ABOUT THIS TASK:
Work out how many lines in these entries include the string "handle", and give only that figure.

=== Section Start ===

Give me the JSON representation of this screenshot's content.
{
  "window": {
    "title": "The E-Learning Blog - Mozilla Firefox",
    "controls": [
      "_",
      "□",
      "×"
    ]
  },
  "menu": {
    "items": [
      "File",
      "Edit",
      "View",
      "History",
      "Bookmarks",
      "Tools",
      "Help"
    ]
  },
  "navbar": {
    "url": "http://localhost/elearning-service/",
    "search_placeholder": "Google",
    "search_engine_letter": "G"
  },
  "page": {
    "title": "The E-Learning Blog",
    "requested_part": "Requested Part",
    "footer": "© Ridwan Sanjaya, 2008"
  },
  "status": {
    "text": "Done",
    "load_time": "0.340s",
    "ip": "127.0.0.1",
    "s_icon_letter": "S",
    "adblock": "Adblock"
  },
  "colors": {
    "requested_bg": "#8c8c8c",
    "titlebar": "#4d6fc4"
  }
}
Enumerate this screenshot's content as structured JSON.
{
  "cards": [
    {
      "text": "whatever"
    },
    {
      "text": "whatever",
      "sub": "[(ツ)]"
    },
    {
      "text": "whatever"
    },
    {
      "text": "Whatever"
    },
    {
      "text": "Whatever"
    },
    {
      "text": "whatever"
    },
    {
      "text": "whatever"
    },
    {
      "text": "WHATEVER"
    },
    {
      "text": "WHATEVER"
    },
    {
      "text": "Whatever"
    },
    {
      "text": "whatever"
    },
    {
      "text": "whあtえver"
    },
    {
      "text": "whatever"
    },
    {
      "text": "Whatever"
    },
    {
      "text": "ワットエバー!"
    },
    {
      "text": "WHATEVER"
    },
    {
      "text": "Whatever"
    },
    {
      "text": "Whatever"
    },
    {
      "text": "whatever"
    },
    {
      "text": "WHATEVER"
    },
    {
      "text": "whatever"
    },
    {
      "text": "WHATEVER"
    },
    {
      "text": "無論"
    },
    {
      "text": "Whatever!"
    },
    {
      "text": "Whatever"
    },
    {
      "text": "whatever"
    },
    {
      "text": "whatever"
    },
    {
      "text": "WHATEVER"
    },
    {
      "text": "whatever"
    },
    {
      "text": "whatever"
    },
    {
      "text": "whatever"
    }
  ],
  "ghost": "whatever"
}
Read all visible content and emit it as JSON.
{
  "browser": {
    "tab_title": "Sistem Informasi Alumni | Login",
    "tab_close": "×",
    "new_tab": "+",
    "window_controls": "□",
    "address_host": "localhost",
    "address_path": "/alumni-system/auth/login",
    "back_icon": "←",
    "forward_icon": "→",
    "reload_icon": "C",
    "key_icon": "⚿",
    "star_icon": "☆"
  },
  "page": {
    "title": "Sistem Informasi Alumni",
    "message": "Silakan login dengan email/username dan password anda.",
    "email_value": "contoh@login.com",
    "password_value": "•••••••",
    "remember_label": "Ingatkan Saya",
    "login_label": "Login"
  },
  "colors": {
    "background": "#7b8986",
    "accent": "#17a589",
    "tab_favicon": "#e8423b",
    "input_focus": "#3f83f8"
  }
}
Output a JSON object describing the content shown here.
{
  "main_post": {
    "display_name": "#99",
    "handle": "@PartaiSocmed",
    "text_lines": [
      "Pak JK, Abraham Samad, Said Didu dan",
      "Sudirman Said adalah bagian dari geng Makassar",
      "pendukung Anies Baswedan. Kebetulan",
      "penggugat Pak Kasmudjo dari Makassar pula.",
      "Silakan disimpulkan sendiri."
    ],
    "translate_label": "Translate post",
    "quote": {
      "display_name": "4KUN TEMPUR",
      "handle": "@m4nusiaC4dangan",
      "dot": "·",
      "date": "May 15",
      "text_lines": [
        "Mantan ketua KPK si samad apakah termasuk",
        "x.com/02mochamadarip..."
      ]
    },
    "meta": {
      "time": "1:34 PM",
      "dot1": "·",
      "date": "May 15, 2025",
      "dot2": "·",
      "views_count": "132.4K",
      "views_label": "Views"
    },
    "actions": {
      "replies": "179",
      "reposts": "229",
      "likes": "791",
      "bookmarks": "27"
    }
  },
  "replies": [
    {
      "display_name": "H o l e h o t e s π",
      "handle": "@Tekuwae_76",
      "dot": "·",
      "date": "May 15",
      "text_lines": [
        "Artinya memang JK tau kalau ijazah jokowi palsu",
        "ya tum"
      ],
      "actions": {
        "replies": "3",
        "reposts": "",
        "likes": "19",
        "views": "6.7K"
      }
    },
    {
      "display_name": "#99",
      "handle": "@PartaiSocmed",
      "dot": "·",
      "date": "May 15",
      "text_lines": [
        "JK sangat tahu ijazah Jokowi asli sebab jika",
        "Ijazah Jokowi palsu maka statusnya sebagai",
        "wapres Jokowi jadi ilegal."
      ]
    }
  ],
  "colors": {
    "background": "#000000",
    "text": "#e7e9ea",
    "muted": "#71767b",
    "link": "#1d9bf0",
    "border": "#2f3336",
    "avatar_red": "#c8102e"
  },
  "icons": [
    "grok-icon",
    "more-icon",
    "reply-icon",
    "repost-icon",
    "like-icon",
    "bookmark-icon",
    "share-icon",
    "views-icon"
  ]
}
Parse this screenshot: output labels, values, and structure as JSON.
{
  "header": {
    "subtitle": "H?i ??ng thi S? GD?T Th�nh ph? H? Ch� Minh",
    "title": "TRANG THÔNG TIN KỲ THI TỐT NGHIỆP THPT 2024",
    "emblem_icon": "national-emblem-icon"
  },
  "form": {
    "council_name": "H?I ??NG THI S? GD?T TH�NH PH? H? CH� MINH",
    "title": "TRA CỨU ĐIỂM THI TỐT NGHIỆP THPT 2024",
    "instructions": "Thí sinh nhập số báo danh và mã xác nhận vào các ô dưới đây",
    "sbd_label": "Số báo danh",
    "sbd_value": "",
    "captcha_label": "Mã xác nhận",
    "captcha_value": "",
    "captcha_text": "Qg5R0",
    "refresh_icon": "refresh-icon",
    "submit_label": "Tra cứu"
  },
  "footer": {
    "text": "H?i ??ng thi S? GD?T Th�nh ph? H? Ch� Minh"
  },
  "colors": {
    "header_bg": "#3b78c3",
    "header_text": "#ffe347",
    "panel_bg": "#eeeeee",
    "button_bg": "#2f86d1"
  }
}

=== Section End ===

THE ANSWER:
4